It is a pity how race is still a huge factor when it comes to even the smallest things. It is so easy to bring up, and yet still so hard for many to deal with.
I still have much to learn about America and it’s history, people, and it’s laws, all of which are changing as I type this and when you read this later.
While this is seen as a setback, perhaps people should use the energy that I saw on my timeline last night to try to make positive changes so that this does not happen again to anyone, regardless of race, age, sex, social ranking, etc., among other things. However, I feel that is going to take a while, because most of that enthusiasm waned. Some of it has turned into hatred, hopelessness, fear, and maybe aggression, violence. If nothing incredible happens sooner or later, most are going to return to their mundane lives, and this case will probably be pushed into the furthest corners of their minds.
“‘No justice, no peace’ means just what it says. Whenever you are in a society or community anywhere, if there is not justice there’s not going to be peace. But it doesn’t mean there’s going to be violence.”

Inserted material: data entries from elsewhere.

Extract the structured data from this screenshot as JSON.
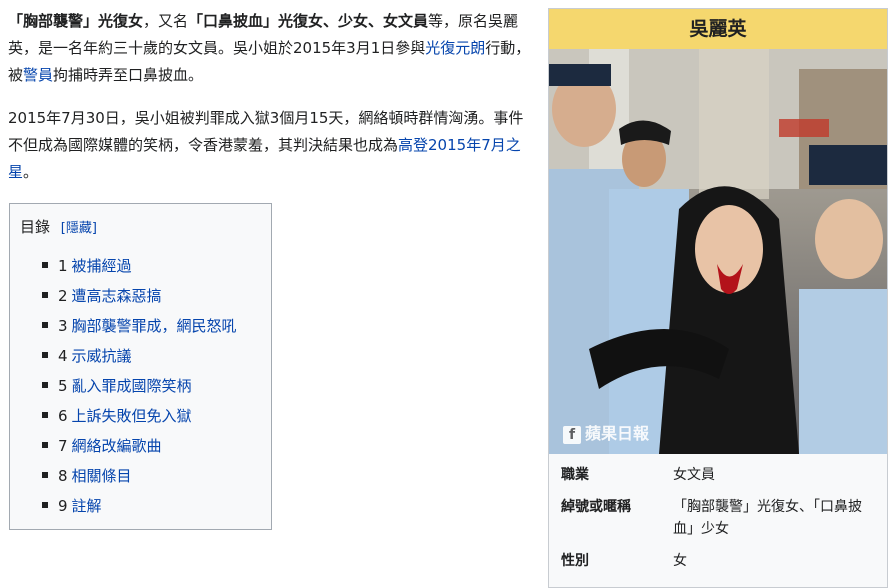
{
  "intro": {
    "p1": [
      {
        "t": "「胸部襲警」光復女",
        "style": "bold"
      },
      {
        "t": "，又名",
        "style": "text"
      },
      {
        "t": "「口鼻披血」光復女、少女、女文員",
        "style": "bold"
      },
      {
        "t": "等，原名吳麗英，是一名年約三十歲的女文員。吳小姐於2015年3月1日參與",
        "style": "text"
      },
      {
        "t": "光復元朗",
        "style": "link"
      },
      {
        "t": "行動，被",
        "style": "text"
      },
      {
        "t": "警員",
        "style": "link"
      },
      {
        "t": "拘捕時弄至口鼻披血。",
        "style": "text"
      }
    ],
    "p2": [
      {
        "t": "2015年7月30日，吳小姐被判罪成入獄3個月15天，網絡頓時群情洶湧。事件不但成為國際媒體的笑柄，令香港蒙羞，其判決結果也成為",
        "style": "text"
      },
      {
        "t": "高登2015年7月之星",
        "style": "link"
      },
      {
        "t": "。",
        "style": "text"
      }
    ]
  },
  "toc": {
    "title": "目錄",
    "hide_label": "[隱藏]",
    "items": [
      {
        "num": "1",
        "label": "被捕經過"
      },
      {
        "num": "2",
        "label": "遭高志森惡搞"
      },
      {
        "num": "3",
        "label": "胸部襲警罪成，網民怒吼"
      },
      {
        "num": "4",
        "label": "示威抗議"
      },
      {
        "num": "5",
        "label": "亂入罪成國際笑柄"
      },
      {
        "num": "6",
        "label": "上訴失敗但免入獄"
      },
      {
        "num": "7",
        "label": "網絡改編歌曲"
      },
      {
        "num": "8",
        "label": "相關條目"
      },
      {
        "num": "9",
        "label": "註解"
      }
    ]
  },
  "infobox": {
    "title": "吳麗英",
    "photo_caption": "蘋果日報",
    "rows": [
      {
        "label": "職業",
        "value": "女文員"
      },
      {
        "label": "綽號或暱稱",
        "value": "「胸部襲警」光復女、「口鼻披血」少女"
      },
      {
        "label": "性別",
        "value": "女"
      }
    ]
  }
}
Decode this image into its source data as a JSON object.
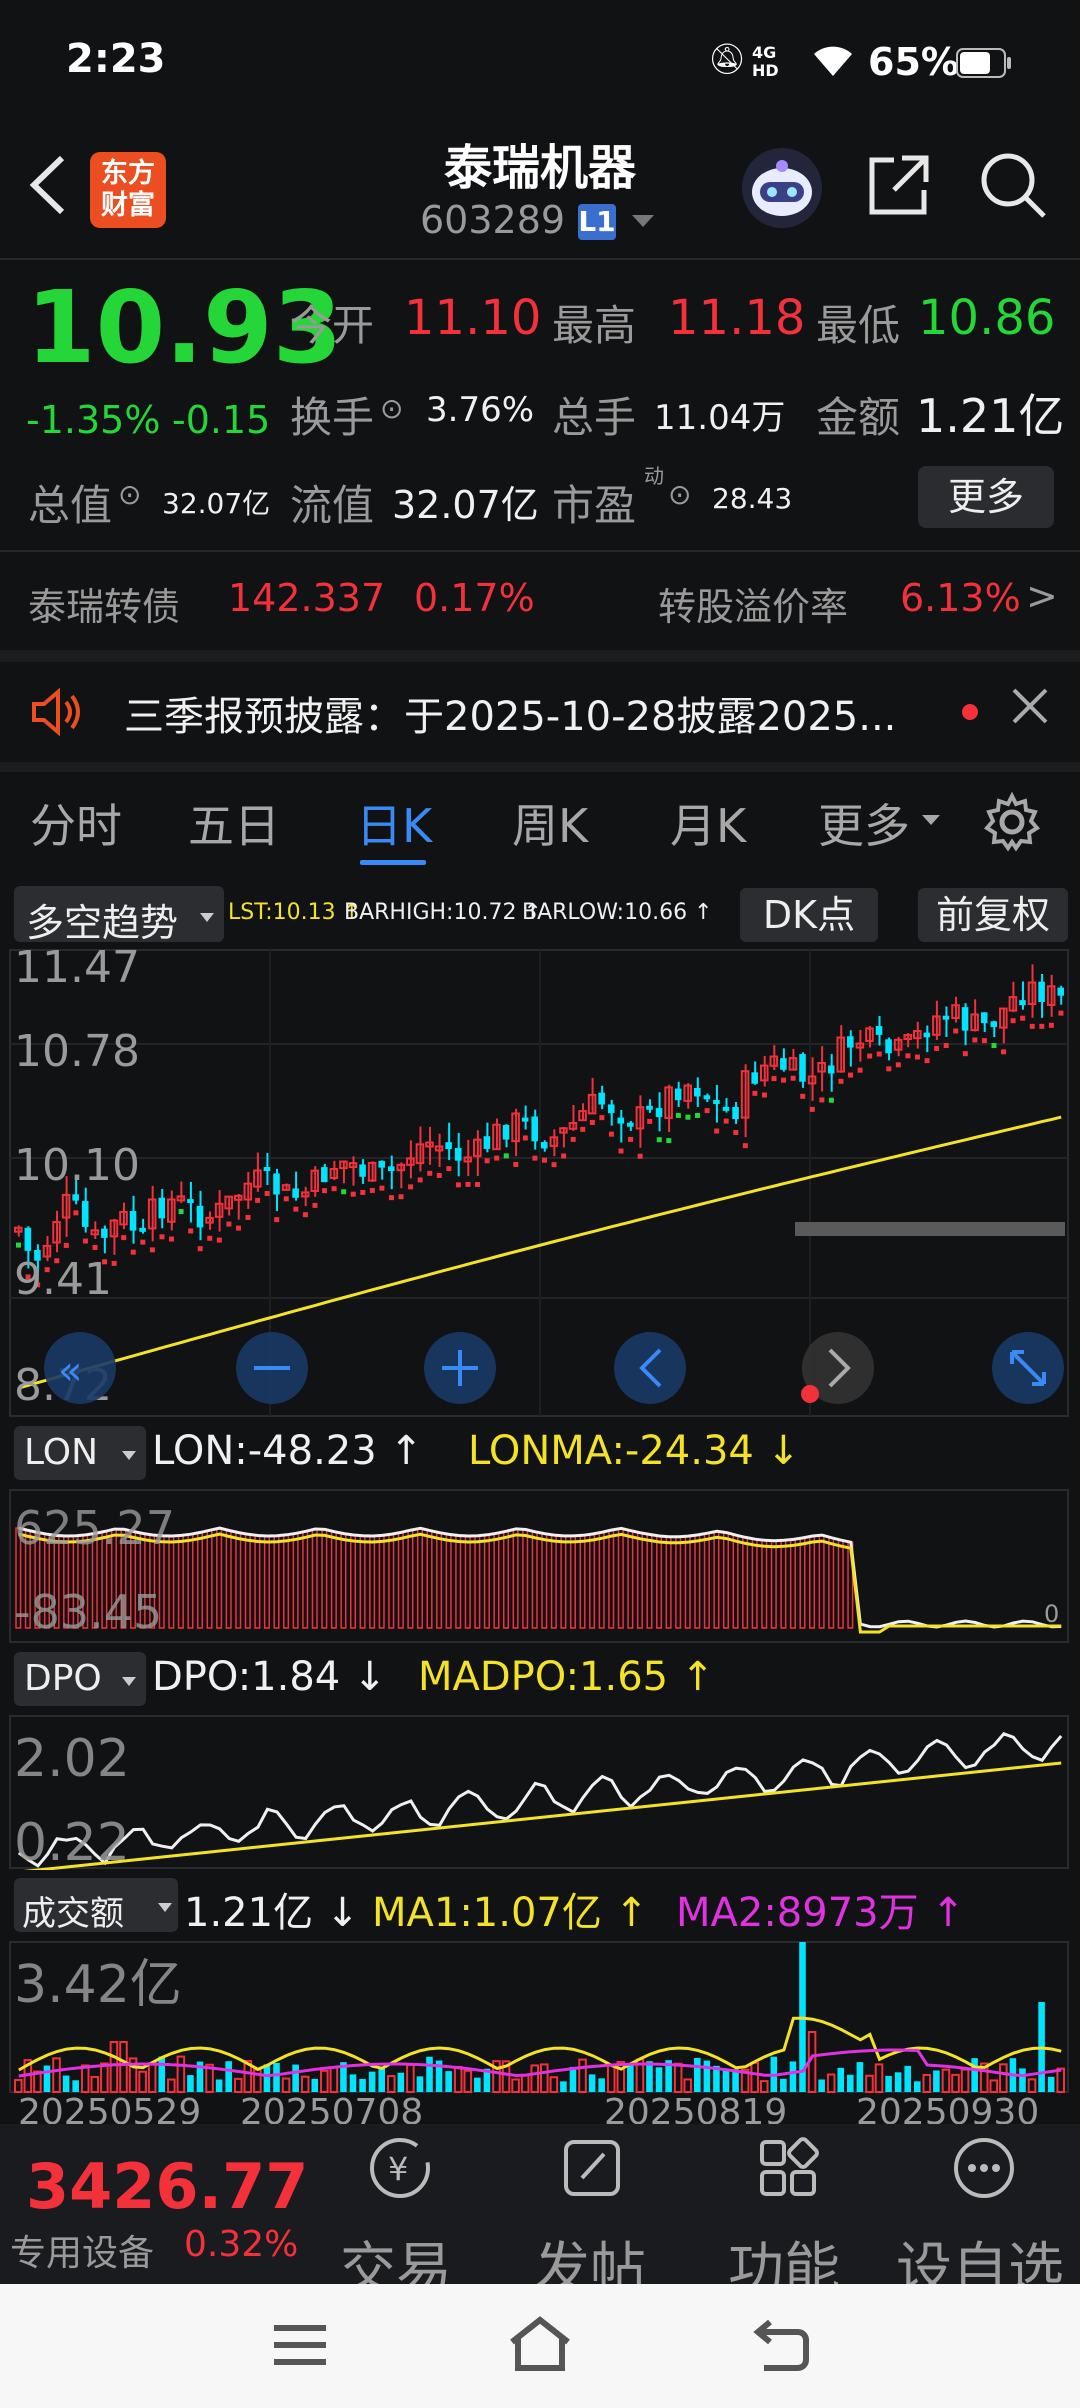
{
  "status_bar": {
    "time": "2:23",
    "network": "4G HD",
    "battery": "65%"
  },
  "header": {
    "logo_text": "东方\n财富",
    "stock_name": "泰瑞机器",
    "stock_code": "603289",
    "level_badge": "L1"
  },
  "quote": {
    "price": "10.93",
    "change_pct": "-1.35%",
    "change": "-0.15",
    "open_label": "今开",
    "open": "11.10",
    "high_label": "最高",
    "high": "11.18",
    "low_label": "最低",
    "low": "10.86",
    "turnover_label": "换手",
    "turnover": "3.76%",
    "volume_label": "总手",
    "volume": "11.04万",
    "amount_label": "金额",
    "amount": "1.21亿",
    "mktcap_label": "总值",
    "mktcap": "32.07亿",
    "float_label": "流值",
    "float": "32.07亿",
    "pe_label": "市盈",
    "pe_sup": "动",
    "pe": "28.43",
    "more_label": "更多"
  },
  "convertible": {
    "name": "泰瑞转债",
    "price": "142.337",
    "pct": "0.17%",
    "premium_label": "转股溢价率",
    "premium": "6.13%"
  },
  "notice": {
    "text": "三季报预披露：于2025-10-28披露2025..."
  },
  "tabs": [
    "分时",
    "五日",
    "日K",
    "周K",
    "月K",
    "更多"
  ],
  "active_tab": "日K",
  "kchart": {
    "indicator": "多空趋势",
    "lst": "LST:10.13 ↑",
    "barhigh": "BARHIGH:10.72 ↑",
    "barlow": "BARLOW:10.66 ↑",
    "dk_label": "DK点",
    "adjust_label": "前复权",
    "y_labels": [
      "11.47",
      "10.78",
      "10.10",
      "9.41",
      "8.72"
    ]
  },
  "lon": {
    "name": "LON",
    "value": "LON:-48.23 ↑",
    "ma": "LONMA:-24.34 ↓",
    "top": "625.27",
    "bottom": "-83.45",
    "zero": "0"
  },
  "dpo": {
    "name": "DPO",
    "value": "DPO:1.84 ↓",
    "ma": "MADPO:1.65 ↑",
    "top": "2.02",
    "bottom": "0.22"
  },
  "amount_chart": {
    "name": "成交额",
    "value": "1.21亿 ↓",
    "ma1": "MA1:1.07亿 ↑",
    "ma2": "MA2:8973万 ↑",
    "top": "3.42亿"
  },
  "dates": [
    "20250529",
    "20250708",
    "20250819",
    "20250930"
  ],
  "bottom_nav": {
    "index_value": "3426.77",
    "sector": "专用设备",
    "sector_pct": "0.32%",
    "items": [
      "交易",
      "发帖",
      "功能",
      "设自选"
    ]
  },
  "colors": {
    "up": "#f2313a",
    "down": "#24d637",
    "accent": "#3a8af5",
    "yellow": "#f3e228",
    "cyan": "#00e5ff"
  }
}
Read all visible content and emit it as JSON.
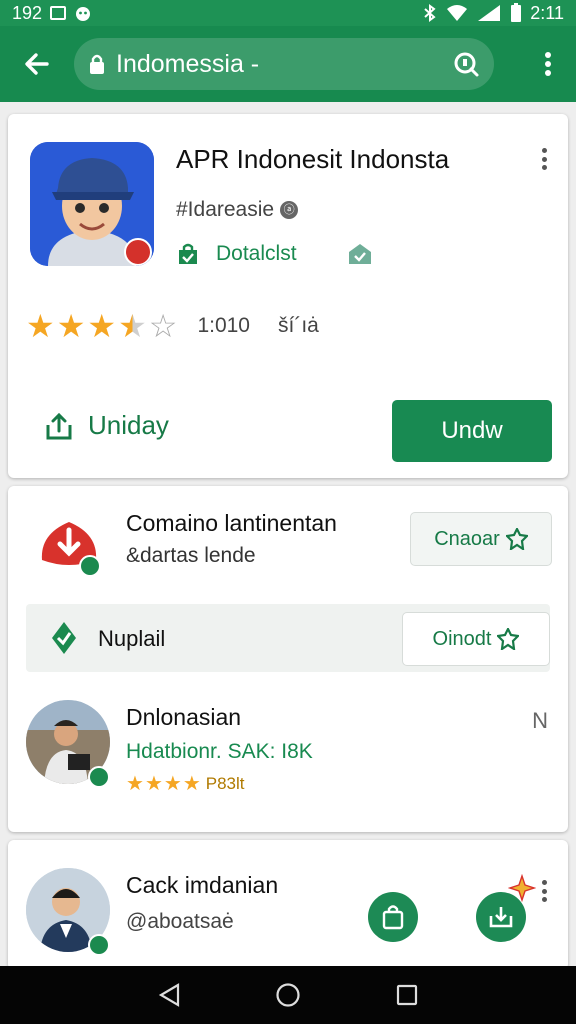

– Kojo Nantambu
Some of us will see how this all plays out. If you just look at the way the justice system works, this was a fair verdict. The only people who know exactly what happened that night were Martin and Zimmerman. One of them is dead. One could have told his story, and he chose not to testify, for whatever reason.
Best of luck to whoever was involved in the case, and may Trayvon Martin rest in peace.